Why can’t you achieve the goals you set?

Why can’t you achieve the goals you set?

Written By Jeffrey Gitomer

KING OF SALES, The author of seventeen best-selling books including The Sales Bible, The Little Red Book of Selling, and The Little Gold Book of Yes! Attitude. His live coaching program, Sales Mastery, is available at gitomer.me.

Got goals?

Millions of words have been written about goals. I’ve written thousands of them. Ninety-nine percent of the words focus on “how-to” set and achieve them in one form or another. Books, articles, videos, seminars, online courses, and of course, classic classroom learning.

Everyone sets goals. Some people set them on their own – others have them set for them (sales goals, sales plans, sales quotas). Some people make elaborate game plans for goal achievement, others write them down in their day planner, others just cut out a picture from a magazine depicting something they wish they had, but don’t (car, boat, house, vacation).


Me? I post my goals on my bathroom mirror. In plain sight.

Many pass seminar leaders and motivational speakers claim, “Less than four percent of all people set goals.” Baloney.
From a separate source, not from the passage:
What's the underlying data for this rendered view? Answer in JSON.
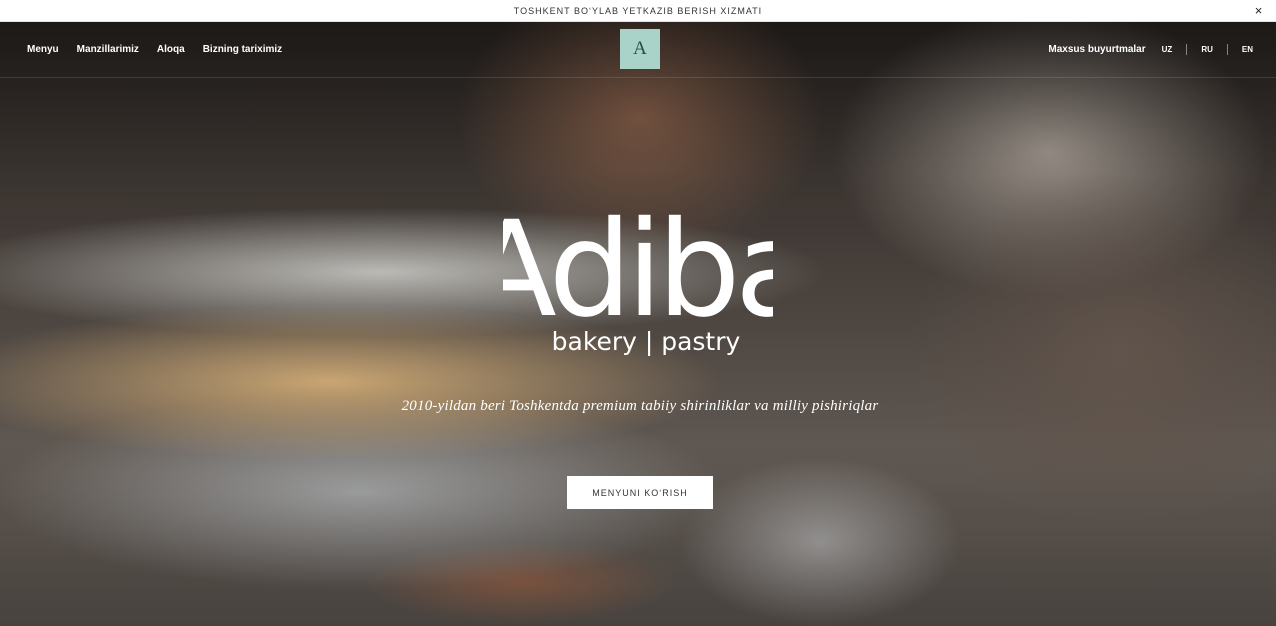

Everyone has a goal, or many goals. If you’re looking for a category that fits the four percent number, it’s the people that actually achieve the goals they set.

Ever set a goal you failed to achieve?
Everstop in the middle of a goal?
Ever fall back to your oldways?
Ever miss your sales goals?
Of course you have. Everyone has.
Want to know why?

Enter Ali Edwards. And my personal biggest AHA! of 2006. She has the answer.

On Ali’s Web site, she shares her thoughts, and what she’s learned from others, when she asks her readers (meamong them), “What are your intentions?” It was a WOW!, an AHA!, and a WAY COOL!, all at the same time.

Goals and intentions are linked. Intentions actually precede goal setting. If you fall short of intention, you will not likely achieve the goal you set. What a simple, powerful concept. And, what a truth.

Ali simply asks: What are your intentions? What do you intend to do?
And the rest of the actions to achieve it will follow.

Goals or intentions – which are more powerful?

You may have a goal, or you may have been given a goal, but your intentions will dictate the outcome of the effort (or lack of it).

What do you intend to do?

Think about these questions:

  • What do you want to do?
  • What do you need to do?
  • What do you have todo?
  • What do you love to do?
  • How much do you love what youdo?

Do you dislike what you do?
Now, maybe you can better answer, what do you intend to do?

What you intend to doare the thoughts behind your actions. Intentions are the justification behind your words and deeds. If you intend to manipulate, your words and deeds will follow. If your intentions are pure, your words and deeds will follow. If you intend to achieve yourgoals, or a specific goal, your words and deeds will follow.

I believe that love and intentions are connected more passionately than fear and intentions, or greed and intentions. There’s an old quote that says, “The road to hell is paved with good intentions.” I wonder how true it is. Personally, I believe the opposite.

There are types of intentions. The easiest to define are “good” and “bad.” To intend to do the right thing, or to intend to do the wrong thing. Sometimes your intention to do the wrong thing is justified by the way you feel. You believe someone “deserves” what you’re about to do. I believe that’s the “hell” intention.

Whatever your intentions are, they form the basis for your actions, the foundation for the achievement of your goals, the manifestation of your desires, and ultimately the fulfillment ofyour dreams.

Maybe you need to write down your intentions BEFORE you write your goals. Start each sentence with, “I intend to.”or even bolder, “By the end of the week, I intend to.” Timing your intentions makes them much more real.

Simply put, what you intend to do is what you actually do. Goals notwithstanding, it’s all about your intentions.

An easy way to make your intentions clear is to categorize them. Organize the categories – then write the words to define them. Single words for categories, and sentences to define your intentions.

Categories like personal, career, job, study, read, business, life, family, money, fun, travel, and passion. You get the idea.

Then write what you intend to do, and by when. “I intend by this date.”

Short spaces of time are the best – this year – this month -this week – this day – this minute.

What do you intend to do?
I intend to write another column next week, my 752nd.
I intend to complete the writing and publishing of two more books in 2007.

If you’d like Ali Edwards’ take on intentions, heressay and scrapbook on the subject which originally appeared in Creating Keepsakes magazine can be had by going to www.gitomer.com, register if you’re a first time user, and enter the word ALI in the GitBit box.